There are so many wonderful moments in Pride and Prejudice that it's hard to limit it to one "part." I think the most compelling scene for me as a teacher is the moment when Elizabeth is visiting with her aunt and uncle at Pemberley on their tour in chapter 43. She stands at the window and looks out on the grounds and says:
"Elizabeth . . . went to a window to enjoy its prospect. The hill, crowned with wood, from which they had descended, receiving increased abruptness from the distance, was a beautiful object. Every disposition of the ground was good; and she looked on the whole scene -- the river, the trees scattered on its banks, and the winding of the valley, as far as she could trace it -- with delight."

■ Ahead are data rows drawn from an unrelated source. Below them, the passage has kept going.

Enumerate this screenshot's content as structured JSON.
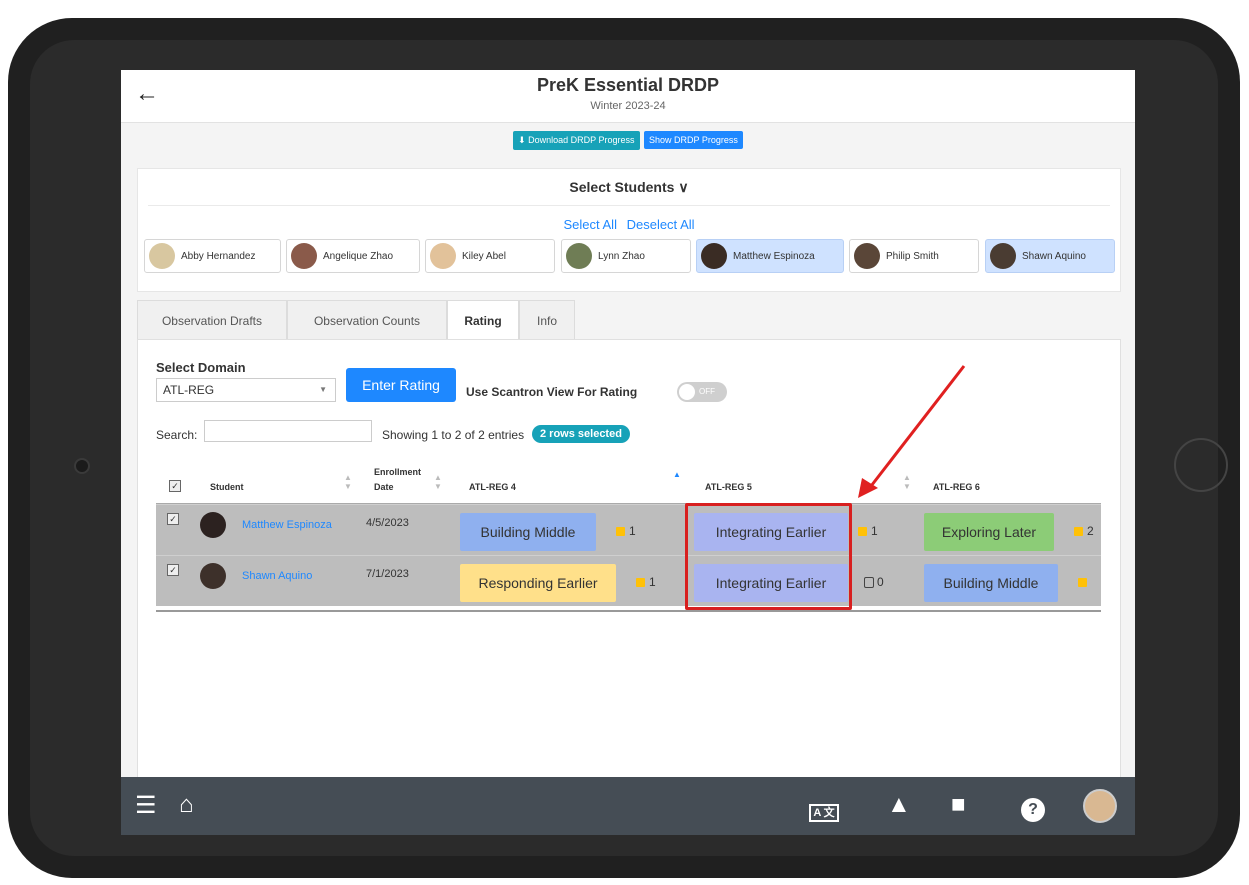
{
  "header": {
    "title": "PreK Essential DRDP",
    "subtitle": "Winter 2023-24",
    "download_label": "Download DRDP Progress",
    "show_label": "Show DRDP Progress"
  },
  "students": {
    "title": "Select Students ∨",
    "select_all": "Select All",
    "deselect_all": "Deselect All",
    "chips": [
      {
        "name": "Abby Hernandez",
        "selected": false
      },
      {
        "name": "Angelique Zhao",
        "selected": false
      },
      {
        "name": "Kiley Abel",
        "selected": false
      },
      {
        "name": "Lynn Zhao",
        "selected": false
      },
      {
        "name": "Matthew Espinoza",
        "selected": true
      },
      {
        "name": "Philip Smith",
        "selected": false
      },
      {
        "name": "Shawn Aquino",
        "selected": true
      }
    ]
  },
  "tabs": [
    "Observation Drafts",
    "Observation Counts",
    "Rating",
    "Info"
  ],
  "active_tab": "Rating",
  "rating": {
    "domain_label": "Select Domain",
    "domain_value": "ATL-REG",
    "enter_rating": "Enter Rating",
    "scantron_label": "Use Scantron View For Rating",
    "toggle_text": "OFF",
    "search_label": "Search:",
    "search_value": "",
    "showing": "Showing 1 to 2 of 2 entries",
    "rows_selected": "2 rows selected"
  },
  "table": {
    "headers": {
      "student": "Student",
      "enroll1": "Enrollment",
      "enroll2": "Date",
      "c4": "ATL-REG 4",
      "c5": "ATL-REG 5",
      "c6": "ATL-REG 6"
    },
    "rows": [
      {
        "name": "Matthew Espinoza",
        "date": "4/5/2023",
        "r4": "Building Middle",
        "n4": "1",
        "r5": "Integrating Earlier",
        "n5": "1",
        "r6": "Exploring Later",
        "n6": "2"
      },
      {
        "name": "Shawn Aquino",
        "date": "7/1/2023",
        "r4": "Responding Earlier",
        "n4": "1",
        "r5": "Integrating Earlier",
        "n5": "0",
        "r6": "Building Middle",
        "n6": ""
      }
    ]
  },
  "colors": {
    "accent_blue": "#1e88ff",
    "teal": "#17a2b8",
    "building": "#8fb0ef",
    "integrating": "#a9b4f0",
    "exploring": "#8ccc77",
    "responding": "#ffe08a",
    "highlight": "#d81f1f"
  },
  "bottom_bar": [
    "menu-icon",
    "home-icon",
    "translate-icon",
    "bell-icon",
    "chat-icon",
    "help-icon",
    "avatar"
  ]
}
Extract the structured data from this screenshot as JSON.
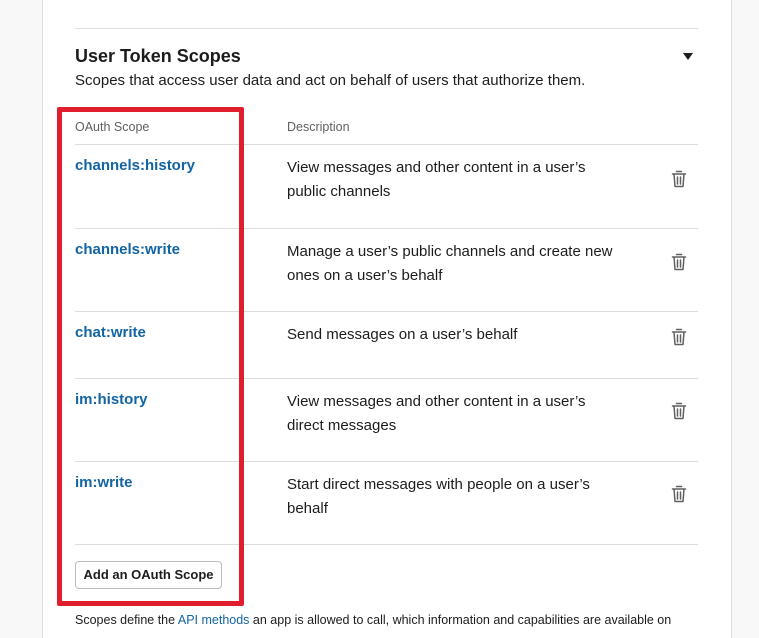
{
  "section": {
    "title": "User Token Scopes",
    "description": "Scopes that access user data and act on behalf of users that authorize them."
  },
  "table": {
    "headers": {
      "scope": "OAuth Scope",
      "description": "Description"
    },
    "rows": [
      {
        "scope": "channels:history",
        "description": "View messages and other content in a user’s public channels"
      },
      {
        "scope": "channels:write",
        "description": "Manage a user’s public channels and create new ones on a user’s behalf"
      },
      {
        "scope": "chat:write",
        "description": "Send messages on a user’s behalf"
      },
      {
        "scope": "im:history",
        "description": "View messages and other content in a user’s direct messages"
      },
      {
        "scope": "im:write",
        "description": "Start direct messages with people on a user’s behalf"
      }
    ]
  },
  "add_button_label": "Add an OAuth Scope",
  "footer": {
    "prefix": "Scopes define the ",
    "link": "API methods",
    "suffix": " an app is allowed to call, which information and capabilities are available on"
  },
  "icons": {
    "row_action": "trash-icon",
    "collapse": "caret-down-icon"
  },
  "colors": {
    "link": "#1264a3",
    "highlight": "#e01e2e",
    "divider": "#dddddd"
  }
}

Although this is an odd choice for a favorite passage, I think what Elizabeth is reflecting on is not Pemberley at all, but Darcy. He's "beautiful" with a "disposition" that was "good." Everything she now knows about him she sees "with delight." What a change of heart! Austen is so subtle here---making Pemberley stand for the man. It's clear that Elizabeth has changed her mind about Darcy, and Austen makes it clear to us that she has through this description. I think Elizabeth is looking at the "prospect" of Darcy in a new light. She is indeed seeing things with new perspective out a clearer window. Clever Austen. Beautiful change of heart.